Japan and India have signed a bilateral free trade agreement that would abolish duties on more than 90 per cent of trade for ten years.
The bilateral free trade agreement between Japan and India would abolish duties on more than 90 percent of trade
The Japanese government said the deal would eliminate tariffs on 90 percent of Japanese exports to India, such as electric appliances, and 97 percent of imports from India until 2021.
The deal would give smaller companies and public-private partnerships better access to infrastructure development projects
Japanese Foreign Minister, Seiji Maehara, and Indian Commerce and Industry Minister, Anand Sharma, signed the pact in a ceremony in Tokyo on Wednesday. The pact would "promote a strategic partnership between the two countries so that they can establish win-win relations and achieve growth," says Maehara.
For India, the pact would "provide an overarching framework to promote our economic cooperation, both trade and investment," says Sharma. He adds: "It will be rewarding for both India and Japan."
What the deal allows
The deal also allows Japanese companies to control stakes in Indian entities and to set up franchises in India. It keeps Japanese barriers in place for rice, wheat and dairy to protect its own farmers.
Indian mining, fisheries and some agricultural products are to have their tariffs lifted. India will maintain tariffs on assembled vehicles to protect its car industry, but will gradually reduce trade barriers on auto parts.
The deal would "facilitate new business opportunities," says Vikram Kirloskar, vice chairman of Toyota Kirloskar Motor Pvt Ltd. - a joint venture between Japan's Toyota Motor Corp. and India's Kirloskar Group to make and sell Toyota cars in India.
The deal would "facilitate new business opportunities," says Vikram Kirloskar (left)
Facilitating new opportunities
The deal comes as the world's largest automaker, Toyota, celebrates the opening of an auto plant in a rural area of Japan, which promises to grow into a new production point. It is the first Japan opening for a Toyota plant in 18 years.
Kirloskar says he hopes to see increased cooperation in sectors like manufacturing infrastructure, green technologies, energy and education. In particular, the deal would give smaller companies and public-private partnerships better access to infrastructure development projects.
Deal is a "welcome move"
The business communities, who have been waiting for the deal since negotiations started in January 2007, welcome the signing. Tadashi Okamura, chairman of the Japan Chamber of Commerce and Industry, says the agreement "would develop mutually complementary relationship."
"We expect India's market to expand rapidly hereafter," says Okamura. "Our challenge is how Japan's corporations could respond to the demand increase."
Japan and India also aim to lift employment restrictions to allow Indians to work in Japan as nurses and care givers

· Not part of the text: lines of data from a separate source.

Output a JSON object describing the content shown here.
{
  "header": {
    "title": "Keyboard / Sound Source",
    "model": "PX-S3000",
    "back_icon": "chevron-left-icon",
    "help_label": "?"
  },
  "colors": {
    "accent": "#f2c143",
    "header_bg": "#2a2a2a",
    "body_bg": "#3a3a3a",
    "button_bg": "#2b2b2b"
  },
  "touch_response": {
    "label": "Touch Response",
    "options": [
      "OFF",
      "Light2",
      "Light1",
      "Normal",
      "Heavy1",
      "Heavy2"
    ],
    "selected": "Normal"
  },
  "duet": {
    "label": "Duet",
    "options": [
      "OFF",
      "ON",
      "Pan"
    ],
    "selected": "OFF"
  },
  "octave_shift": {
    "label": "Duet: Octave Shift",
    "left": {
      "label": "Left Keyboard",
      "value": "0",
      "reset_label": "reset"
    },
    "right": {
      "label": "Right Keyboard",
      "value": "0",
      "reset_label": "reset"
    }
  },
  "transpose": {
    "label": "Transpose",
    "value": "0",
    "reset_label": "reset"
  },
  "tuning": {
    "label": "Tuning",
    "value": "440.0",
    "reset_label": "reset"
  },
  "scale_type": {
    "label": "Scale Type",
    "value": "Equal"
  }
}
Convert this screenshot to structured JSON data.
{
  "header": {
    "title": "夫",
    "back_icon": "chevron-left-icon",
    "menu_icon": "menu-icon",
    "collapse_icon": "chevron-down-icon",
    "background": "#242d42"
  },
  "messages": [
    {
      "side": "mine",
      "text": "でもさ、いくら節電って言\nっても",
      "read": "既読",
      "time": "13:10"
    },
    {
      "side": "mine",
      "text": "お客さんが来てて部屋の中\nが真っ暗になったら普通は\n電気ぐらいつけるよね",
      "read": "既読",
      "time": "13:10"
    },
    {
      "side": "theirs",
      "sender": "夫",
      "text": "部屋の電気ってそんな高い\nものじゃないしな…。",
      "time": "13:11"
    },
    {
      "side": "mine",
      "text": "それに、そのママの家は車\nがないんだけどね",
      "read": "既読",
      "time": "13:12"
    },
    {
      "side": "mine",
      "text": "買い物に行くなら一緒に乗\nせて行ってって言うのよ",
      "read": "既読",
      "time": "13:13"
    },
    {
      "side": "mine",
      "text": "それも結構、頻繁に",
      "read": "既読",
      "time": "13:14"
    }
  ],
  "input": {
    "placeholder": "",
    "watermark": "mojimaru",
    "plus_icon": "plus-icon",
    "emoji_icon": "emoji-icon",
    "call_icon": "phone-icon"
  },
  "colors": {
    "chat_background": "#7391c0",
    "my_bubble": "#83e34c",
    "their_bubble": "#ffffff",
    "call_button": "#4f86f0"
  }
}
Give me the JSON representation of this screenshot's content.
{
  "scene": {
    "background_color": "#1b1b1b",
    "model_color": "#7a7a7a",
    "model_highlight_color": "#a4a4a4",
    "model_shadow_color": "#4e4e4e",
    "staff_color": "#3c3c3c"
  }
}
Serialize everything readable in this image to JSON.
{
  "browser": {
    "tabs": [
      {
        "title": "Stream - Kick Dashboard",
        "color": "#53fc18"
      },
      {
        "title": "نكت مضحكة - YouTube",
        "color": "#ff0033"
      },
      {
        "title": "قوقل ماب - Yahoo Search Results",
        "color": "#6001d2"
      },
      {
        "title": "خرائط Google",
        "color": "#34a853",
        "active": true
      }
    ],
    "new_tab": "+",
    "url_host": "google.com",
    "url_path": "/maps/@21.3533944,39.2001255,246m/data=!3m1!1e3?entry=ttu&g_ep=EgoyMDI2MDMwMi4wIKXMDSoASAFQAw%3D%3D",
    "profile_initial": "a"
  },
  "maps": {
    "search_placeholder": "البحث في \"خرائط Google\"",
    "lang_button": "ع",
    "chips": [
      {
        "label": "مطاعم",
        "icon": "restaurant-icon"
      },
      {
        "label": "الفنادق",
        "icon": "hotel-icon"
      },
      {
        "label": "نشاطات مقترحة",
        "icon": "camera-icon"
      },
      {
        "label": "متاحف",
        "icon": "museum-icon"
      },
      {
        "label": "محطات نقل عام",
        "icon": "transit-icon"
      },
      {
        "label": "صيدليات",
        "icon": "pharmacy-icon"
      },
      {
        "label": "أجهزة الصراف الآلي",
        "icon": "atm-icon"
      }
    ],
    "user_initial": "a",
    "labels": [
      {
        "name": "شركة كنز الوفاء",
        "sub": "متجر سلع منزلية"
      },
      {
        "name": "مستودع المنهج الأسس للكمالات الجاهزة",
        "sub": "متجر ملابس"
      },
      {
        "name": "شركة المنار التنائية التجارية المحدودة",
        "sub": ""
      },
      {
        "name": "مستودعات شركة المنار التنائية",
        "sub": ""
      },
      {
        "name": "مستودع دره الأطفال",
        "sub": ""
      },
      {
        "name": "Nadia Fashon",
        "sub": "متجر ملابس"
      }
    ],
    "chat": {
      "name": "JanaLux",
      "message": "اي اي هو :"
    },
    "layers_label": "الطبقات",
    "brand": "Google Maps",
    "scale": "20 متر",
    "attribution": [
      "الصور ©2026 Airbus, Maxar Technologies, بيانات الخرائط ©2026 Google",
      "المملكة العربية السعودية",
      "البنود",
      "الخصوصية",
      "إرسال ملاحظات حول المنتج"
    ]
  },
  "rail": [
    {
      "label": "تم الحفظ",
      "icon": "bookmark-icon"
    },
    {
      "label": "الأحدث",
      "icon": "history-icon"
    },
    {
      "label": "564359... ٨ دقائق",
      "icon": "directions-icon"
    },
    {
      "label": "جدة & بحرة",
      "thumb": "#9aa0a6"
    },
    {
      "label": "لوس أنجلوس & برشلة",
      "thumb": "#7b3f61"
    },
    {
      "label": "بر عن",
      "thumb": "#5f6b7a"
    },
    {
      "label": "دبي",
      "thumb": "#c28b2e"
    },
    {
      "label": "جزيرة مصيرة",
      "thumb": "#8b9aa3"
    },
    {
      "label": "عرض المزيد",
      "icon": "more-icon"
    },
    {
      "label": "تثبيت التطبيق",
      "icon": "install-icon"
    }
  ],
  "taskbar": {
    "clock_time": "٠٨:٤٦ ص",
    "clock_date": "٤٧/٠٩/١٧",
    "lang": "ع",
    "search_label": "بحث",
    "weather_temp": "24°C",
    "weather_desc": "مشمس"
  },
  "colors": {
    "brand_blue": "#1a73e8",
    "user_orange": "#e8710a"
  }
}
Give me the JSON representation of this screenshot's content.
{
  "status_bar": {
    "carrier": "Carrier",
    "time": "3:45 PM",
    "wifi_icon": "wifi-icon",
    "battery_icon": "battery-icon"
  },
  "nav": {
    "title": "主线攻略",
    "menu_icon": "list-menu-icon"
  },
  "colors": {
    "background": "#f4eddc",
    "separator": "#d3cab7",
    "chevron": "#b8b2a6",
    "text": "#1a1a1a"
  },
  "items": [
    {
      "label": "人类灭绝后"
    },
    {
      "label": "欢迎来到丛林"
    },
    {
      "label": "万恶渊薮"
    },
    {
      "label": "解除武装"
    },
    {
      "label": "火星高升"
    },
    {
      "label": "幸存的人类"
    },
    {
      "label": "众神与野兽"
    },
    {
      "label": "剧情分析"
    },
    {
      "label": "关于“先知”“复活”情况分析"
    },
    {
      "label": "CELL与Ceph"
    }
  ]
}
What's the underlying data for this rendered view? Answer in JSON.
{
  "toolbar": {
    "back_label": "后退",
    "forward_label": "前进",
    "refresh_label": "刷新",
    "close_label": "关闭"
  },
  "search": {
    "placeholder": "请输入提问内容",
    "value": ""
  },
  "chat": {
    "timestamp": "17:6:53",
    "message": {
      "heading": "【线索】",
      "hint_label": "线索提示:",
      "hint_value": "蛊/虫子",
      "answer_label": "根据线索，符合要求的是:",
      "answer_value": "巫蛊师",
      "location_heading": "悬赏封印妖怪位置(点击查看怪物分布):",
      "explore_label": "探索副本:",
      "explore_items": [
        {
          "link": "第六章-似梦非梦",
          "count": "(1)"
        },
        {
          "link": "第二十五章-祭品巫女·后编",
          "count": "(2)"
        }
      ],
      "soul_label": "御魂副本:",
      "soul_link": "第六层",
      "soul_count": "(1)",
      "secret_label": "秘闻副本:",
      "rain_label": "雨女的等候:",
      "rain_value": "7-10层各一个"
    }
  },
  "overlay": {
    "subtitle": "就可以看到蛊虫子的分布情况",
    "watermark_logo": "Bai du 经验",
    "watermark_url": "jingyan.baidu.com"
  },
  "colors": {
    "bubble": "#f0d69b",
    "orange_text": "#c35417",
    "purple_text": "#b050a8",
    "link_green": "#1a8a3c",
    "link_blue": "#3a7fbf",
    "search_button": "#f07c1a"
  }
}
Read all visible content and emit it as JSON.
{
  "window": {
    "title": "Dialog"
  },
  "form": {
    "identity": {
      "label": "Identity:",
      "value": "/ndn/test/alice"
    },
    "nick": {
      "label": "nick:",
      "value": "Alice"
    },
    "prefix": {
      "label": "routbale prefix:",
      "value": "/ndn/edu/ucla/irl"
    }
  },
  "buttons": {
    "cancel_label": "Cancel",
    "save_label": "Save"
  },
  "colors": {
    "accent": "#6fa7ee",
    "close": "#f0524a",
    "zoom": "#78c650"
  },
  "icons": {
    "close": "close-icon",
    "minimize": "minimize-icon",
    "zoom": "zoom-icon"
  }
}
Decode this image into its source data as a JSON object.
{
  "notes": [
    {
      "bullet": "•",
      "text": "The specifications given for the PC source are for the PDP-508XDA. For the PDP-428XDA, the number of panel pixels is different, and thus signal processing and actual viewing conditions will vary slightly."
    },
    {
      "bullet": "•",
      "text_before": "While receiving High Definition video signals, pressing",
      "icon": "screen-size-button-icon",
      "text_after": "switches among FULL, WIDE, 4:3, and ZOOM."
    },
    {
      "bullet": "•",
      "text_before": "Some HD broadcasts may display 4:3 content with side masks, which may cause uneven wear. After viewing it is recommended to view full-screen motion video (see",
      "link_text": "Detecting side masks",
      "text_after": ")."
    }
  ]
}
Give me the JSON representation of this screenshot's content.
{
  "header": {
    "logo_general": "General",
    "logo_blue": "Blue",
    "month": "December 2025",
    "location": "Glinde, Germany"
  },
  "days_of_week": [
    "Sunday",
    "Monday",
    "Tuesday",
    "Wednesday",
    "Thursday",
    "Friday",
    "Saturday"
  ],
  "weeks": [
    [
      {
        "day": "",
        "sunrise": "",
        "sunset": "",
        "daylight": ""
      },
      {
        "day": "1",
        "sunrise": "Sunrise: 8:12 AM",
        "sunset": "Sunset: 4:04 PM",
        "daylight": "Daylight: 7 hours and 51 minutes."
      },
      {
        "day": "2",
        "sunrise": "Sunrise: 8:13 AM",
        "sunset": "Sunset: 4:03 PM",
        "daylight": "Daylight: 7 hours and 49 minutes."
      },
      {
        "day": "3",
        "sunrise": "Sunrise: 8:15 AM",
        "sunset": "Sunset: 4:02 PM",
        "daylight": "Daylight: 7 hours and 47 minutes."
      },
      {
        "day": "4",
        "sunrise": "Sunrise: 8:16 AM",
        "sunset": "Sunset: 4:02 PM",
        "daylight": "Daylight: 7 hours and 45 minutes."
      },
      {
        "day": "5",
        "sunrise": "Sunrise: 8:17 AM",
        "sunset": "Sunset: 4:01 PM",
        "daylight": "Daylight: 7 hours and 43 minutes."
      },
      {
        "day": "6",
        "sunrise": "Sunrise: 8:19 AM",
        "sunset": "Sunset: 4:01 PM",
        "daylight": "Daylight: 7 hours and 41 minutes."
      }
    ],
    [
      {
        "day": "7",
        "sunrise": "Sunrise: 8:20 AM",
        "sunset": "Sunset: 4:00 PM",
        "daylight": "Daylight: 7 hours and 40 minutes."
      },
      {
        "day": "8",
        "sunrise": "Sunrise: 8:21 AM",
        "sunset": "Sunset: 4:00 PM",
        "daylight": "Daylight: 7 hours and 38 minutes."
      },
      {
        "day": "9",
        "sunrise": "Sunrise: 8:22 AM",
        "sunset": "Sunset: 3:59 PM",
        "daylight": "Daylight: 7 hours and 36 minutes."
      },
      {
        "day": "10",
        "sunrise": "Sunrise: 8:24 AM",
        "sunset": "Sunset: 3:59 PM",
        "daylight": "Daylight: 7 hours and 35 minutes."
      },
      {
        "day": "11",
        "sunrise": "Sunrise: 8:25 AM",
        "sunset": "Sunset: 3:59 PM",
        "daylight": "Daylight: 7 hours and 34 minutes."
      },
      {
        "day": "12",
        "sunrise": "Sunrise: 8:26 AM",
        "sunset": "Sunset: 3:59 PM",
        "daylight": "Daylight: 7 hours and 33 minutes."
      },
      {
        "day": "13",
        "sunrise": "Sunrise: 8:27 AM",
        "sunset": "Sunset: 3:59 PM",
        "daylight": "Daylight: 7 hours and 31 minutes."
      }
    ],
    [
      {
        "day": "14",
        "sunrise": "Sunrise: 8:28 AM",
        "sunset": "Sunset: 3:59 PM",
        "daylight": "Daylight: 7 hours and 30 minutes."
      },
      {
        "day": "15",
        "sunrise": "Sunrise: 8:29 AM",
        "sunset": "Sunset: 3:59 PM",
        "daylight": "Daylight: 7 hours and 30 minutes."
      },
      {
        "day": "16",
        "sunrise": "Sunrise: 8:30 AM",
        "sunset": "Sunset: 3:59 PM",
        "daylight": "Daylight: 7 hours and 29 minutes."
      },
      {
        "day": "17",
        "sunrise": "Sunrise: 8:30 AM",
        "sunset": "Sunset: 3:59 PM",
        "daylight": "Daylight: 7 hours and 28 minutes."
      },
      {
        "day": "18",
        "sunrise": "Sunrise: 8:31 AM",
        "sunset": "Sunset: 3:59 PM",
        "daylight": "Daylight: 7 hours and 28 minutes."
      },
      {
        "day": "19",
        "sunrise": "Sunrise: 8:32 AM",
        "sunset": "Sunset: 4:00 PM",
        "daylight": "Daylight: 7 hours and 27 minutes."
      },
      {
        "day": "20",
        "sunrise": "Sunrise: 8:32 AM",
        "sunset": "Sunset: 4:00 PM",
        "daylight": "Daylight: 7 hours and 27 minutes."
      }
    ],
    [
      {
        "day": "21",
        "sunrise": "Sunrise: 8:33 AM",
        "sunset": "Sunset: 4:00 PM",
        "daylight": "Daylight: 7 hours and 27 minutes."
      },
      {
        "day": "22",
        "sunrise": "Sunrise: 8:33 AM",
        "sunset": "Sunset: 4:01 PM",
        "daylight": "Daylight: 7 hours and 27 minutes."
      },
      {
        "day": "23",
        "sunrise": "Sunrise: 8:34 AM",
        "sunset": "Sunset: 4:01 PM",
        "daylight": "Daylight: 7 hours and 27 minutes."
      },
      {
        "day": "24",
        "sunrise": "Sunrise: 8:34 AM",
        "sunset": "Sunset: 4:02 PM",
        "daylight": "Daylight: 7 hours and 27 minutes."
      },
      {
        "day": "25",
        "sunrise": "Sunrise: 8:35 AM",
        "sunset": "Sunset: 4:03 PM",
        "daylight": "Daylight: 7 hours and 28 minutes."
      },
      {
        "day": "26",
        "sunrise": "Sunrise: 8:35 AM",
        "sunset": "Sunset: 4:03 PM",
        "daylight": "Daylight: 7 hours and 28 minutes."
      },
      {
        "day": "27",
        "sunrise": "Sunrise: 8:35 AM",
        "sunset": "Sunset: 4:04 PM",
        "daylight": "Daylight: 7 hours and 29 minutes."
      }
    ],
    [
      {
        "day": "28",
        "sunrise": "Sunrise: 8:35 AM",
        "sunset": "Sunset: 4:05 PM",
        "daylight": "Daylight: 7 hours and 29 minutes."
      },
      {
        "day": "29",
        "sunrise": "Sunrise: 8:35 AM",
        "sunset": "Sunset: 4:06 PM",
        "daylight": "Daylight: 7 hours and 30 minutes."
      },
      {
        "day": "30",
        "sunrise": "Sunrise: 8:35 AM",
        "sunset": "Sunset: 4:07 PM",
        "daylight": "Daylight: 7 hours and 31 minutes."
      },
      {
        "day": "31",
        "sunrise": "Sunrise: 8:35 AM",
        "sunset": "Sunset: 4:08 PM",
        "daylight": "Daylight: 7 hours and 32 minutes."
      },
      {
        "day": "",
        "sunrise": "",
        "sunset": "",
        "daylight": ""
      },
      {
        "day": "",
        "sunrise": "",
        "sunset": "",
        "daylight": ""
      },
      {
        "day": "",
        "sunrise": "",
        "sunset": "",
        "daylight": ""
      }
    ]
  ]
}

Japan and India are also to continue talks on lifting employment restrictions to allow Indians to work in Japan as nurses and care givers. Japan is bracing itself for increasing health care requirements as its population ages. Japan is one of the world's most rapidly aging countries, and there are concerns about caring for their growing number. The Japanese government said it hopes to conclude the talks within two years.
India is the 12th country to sign a free trade agreement with Japan, and the largest by economy so far. Despite the size of their economies, Japan and India have had limited trade, totalling about US$ 15 billion in 2010, just one percent of Japan's global trade.
Delhi has free trade deals with the ten-member Association of South-East Asian Nations (ASEAN), Sri Lanka, and additional bilateral agreements with Malaysia and Thailand. It has a more comprehensive economic agreement with South Korea. India also expects to sign an agreement with the European Union later this year.
Author: Sherpem Sherpa (dpa/AP)
Editor: Sarah Berning